(Items from a data source)
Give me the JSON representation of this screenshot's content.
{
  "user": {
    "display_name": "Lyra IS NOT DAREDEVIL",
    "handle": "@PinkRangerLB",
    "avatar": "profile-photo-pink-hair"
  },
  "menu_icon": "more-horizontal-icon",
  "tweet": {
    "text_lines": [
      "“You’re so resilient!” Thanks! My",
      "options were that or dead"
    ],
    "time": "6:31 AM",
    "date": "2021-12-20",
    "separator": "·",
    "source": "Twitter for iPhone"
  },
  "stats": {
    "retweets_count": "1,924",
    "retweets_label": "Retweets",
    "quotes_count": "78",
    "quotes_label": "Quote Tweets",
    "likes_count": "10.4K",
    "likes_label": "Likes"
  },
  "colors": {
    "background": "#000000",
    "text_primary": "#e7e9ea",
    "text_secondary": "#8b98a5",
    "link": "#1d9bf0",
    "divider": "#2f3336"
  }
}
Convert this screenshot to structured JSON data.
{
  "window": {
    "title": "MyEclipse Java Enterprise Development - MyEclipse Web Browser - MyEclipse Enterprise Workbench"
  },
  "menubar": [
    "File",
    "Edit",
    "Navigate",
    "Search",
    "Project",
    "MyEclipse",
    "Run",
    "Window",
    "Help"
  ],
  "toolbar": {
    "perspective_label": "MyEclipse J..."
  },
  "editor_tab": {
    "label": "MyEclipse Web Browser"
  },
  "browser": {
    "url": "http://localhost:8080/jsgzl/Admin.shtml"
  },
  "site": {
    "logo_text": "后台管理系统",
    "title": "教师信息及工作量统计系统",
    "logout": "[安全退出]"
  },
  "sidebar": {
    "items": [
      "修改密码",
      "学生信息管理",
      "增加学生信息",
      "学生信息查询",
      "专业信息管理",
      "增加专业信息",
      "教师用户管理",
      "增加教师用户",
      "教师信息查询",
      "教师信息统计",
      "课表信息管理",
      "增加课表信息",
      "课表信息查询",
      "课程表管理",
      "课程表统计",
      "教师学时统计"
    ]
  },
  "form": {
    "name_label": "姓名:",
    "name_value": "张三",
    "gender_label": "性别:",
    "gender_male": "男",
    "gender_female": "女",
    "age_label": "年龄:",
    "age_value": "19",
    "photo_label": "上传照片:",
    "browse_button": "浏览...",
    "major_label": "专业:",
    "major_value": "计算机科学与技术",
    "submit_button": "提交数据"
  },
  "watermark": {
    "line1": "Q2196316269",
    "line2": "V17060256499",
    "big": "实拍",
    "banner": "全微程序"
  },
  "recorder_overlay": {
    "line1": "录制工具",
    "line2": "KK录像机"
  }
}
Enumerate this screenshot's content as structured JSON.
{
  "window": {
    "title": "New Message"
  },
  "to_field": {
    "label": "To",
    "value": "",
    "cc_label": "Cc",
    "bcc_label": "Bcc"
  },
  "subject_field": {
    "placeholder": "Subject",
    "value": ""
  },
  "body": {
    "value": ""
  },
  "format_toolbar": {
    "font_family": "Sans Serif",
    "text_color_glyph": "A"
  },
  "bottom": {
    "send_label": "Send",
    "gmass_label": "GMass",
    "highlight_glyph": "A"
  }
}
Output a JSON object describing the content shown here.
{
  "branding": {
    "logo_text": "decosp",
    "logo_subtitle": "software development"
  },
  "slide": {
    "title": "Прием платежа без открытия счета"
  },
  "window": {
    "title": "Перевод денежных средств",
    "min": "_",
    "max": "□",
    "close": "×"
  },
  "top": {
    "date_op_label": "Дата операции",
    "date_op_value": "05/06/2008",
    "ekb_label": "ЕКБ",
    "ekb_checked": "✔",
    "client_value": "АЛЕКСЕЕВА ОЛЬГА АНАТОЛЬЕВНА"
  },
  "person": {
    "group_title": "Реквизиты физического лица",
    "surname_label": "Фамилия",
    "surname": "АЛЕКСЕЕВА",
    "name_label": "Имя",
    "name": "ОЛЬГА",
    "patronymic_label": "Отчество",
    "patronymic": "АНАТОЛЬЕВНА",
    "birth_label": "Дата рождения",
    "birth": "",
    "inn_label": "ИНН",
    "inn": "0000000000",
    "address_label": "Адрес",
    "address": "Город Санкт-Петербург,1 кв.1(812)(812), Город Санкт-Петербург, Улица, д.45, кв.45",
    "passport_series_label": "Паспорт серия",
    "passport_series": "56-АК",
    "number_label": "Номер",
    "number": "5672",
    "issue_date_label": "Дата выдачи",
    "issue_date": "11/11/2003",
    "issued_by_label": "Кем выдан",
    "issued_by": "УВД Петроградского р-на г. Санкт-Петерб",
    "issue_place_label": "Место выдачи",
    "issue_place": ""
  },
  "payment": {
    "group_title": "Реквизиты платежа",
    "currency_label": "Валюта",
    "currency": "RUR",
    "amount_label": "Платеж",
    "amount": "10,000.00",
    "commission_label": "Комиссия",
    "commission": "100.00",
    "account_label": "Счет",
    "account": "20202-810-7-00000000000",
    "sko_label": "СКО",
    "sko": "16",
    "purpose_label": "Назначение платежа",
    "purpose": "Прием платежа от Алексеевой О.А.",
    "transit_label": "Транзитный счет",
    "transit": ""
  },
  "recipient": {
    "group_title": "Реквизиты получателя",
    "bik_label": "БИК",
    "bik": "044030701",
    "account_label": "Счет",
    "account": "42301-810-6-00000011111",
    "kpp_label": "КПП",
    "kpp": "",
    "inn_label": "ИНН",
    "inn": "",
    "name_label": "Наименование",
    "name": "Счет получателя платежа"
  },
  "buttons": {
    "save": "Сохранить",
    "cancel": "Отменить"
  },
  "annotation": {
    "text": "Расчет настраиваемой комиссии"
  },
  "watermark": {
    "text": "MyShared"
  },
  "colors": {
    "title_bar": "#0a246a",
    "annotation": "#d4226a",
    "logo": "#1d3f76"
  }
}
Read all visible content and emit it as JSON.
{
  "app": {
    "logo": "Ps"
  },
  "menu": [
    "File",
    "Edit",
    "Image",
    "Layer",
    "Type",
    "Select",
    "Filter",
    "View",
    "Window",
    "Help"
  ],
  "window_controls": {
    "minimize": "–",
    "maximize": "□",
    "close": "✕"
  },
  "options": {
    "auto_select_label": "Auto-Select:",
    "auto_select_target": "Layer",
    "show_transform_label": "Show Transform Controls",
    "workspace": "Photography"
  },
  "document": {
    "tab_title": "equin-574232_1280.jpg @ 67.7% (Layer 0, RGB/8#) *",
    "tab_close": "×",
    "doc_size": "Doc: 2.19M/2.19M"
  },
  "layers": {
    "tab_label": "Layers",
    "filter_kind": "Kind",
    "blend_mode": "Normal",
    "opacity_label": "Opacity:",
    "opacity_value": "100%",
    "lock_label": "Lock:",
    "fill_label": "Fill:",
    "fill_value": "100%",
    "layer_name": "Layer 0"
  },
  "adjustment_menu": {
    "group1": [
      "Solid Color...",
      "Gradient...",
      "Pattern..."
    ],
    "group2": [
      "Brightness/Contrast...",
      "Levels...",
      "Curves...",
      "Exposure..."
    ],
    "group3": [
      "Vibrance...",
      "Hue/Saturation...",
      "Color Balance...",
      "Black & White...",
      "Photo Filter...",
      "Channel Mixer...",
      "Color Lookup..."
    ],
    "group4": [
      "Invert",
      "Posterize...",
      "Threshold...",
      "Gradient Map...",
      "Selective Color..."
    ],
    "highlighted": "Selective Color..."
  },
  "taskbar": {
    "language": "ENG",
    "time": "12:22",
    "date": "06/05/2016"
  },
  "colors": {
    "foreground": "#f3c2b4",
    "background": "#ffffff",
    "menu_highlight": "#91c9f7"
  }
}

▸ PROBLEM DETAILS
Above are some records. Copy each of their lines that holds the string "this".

▸ WRITTEN REPLY
Give me the JSON representation of this screenshot's content.
Convert this screenshot to structured JSON data.
Enumerate this screenshot's content as structured JSON.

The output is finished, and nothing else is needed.